“I went to the woods because I wished to live deliberately, to front only the essential facts of life, and see if I could not learn what it had to teach, and not, when I came to die, discover that I had not lived.”
To live deliberately means to be aware of one’s life each minute, every day I think. Are you? Am I? Probably not but its an idea worth remembering and striving for. Henry started the movement to save the planet when it was not obvious that it was in danger — “In wildness is preservation of the world.” What a concept — one we need more than ever now.
Here is some of what we saw today:
Gary Synder wrote that the wildness of Nature is everywhere.
From “The Etiquette of Freedom,” an essay in Synder’s book “The Practice of the Wild” –
“But wildness is not limited to (places formally set aside on public lands). Shifting scales, it is everywhere: ineradicable population of fungi, moss, mold, yeasts, and such that surround and inhabit us. Deer mice on our back porch, deer bounding across the freeway, pigeons in the park, spiders in the corners. There were crickets in the paint locker of the Sappa Creek oil tanker, as I worked as a wiper in the engine room out in mid-Pacific, cleaning brushes. Exquisite complex beings in their energy webs inhabiting the ferile corners of the urban world in accord with the rules of wild systems, the visible hardy stalks and stems of vacant lots and railroads, the persistent raccoon squads, bacteria in the loam of our yogurt……Civilization is permeable, and could be as inhabited as the wild is.”
Nature, wild Nature is the culture we swim in — it supports us even as we try to destroy it. We try to weed it out and debug it. But it persists. People move into cities looking for a better life and often they bring Nature with them because of old habits and ways of life. Many Chinese people and other orientals have moved into the Gravesend section of Brooklyn where my in-laws have lived for over 60 years. If they have a few feet of ground many plant squash and other crops. This is natural habitat for lots of wildlife including many sorts of insects. I’m guessing that my friend the praying mantis called the nearby squash patch home. But for some reason he was standing on the painted cement of the backyard (the whole yard is cement).
An even less natural section of Brooklyn is Sunset park near the docks. 53rd street and 1st avenue is where I took the photo above. Railroad tracks and warehouses, factories and stone — the doorway attracted my photographer’s eye but I didn’t pay much attention to the green sprouts coming up, as they always do, through the cracks below. Given time they would cover the building. Abandoned towns and cities soon are recovered by wild Nature.
The disease of European civilization came across the ocean during the age of exploration.

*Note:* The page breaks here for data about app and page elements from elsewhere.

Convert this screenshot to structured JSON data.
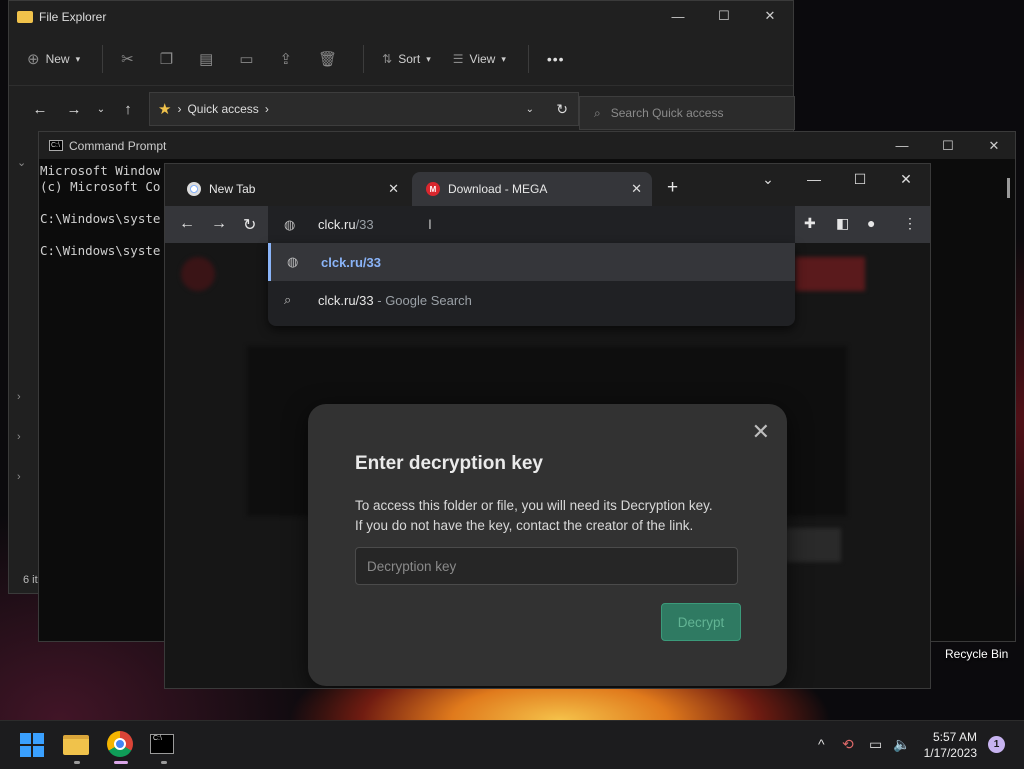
{
  "desktop": {
    "recycle_bin_label": "Recycle Bin"
  },
  "file_explorer": {
    "title": "File Explorer",
    "toolbar": {
      "new_label": "New",
      "sort_label": "Sort",
      "view_label": "View",
      "more": "•••"
    },
    "address": {
      "location": "Quick access",
      "star": "★"
    },
    "search_placeholder": "Search Quick access",
    "item_count": "6 it",
    "window_controls": {
      "minimize": "—",
      "maximize": "☐",
      "close": "✕"
    }
  },
  "command_prompt": {
    "title": "Command Prompt",
    "lines": [
      "Microsoft Window",
      "(c) Microsoft Co",
      "",
      "C:\\Windows\\syste",
      "",
      "",
      "C:\\Windows\\syste"
    ],
    "window_controls": {
      "minimize": "—",
      "maximize": "☐",
      "close": "✕"
    }
  },
  "chrome": {
    "tabs": [
      {
        "label": "New Tab",
        "close": "✕"
      },
      {
        "label": "Download - MEGA",
        "close": "✕",
        "favicon": "M"
      }
    ],
    "new_tab": "+",
    "window_controls": {
      "tab_search": "⌄",
      "minimize": "—",
      "maximize": "☐",
      "close": "✕"
    },
    "omnibox": {
      "typed": "clck.ru",
      "completion": "/33"
    },
    "suggestions": [
      {
        "text": "clck.ru/33",
        "icon": "globe-icon"
      },
      {
        "text": "clck.ru/33",
        "suffix": " - Google Search",
        "icon": "search-icon"
      }
    ],
    "modal": {
      "close": "✕",
      "title": "Enter decryption key",
      "description_line1": "To access this folder or file, you will need its Decryption key.",
      "description_line2": "If you do not have the key, contact the creator of the link.",
      "input_placeholder": "Decryption key",
      "button_label": "Decrypt"
    }
  },
  "taskbar": {
    "time": "5:57 AM",
    "date": "1/17/2023",
    "notification_count": "1",
    "tray_chevron": "^"
  }
}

Looking for natural resources the explorers started the ruin of North America’s Nature. But the resistance persists. Unbridled civilization will not work. Nature will out. If not we are doomed, I think.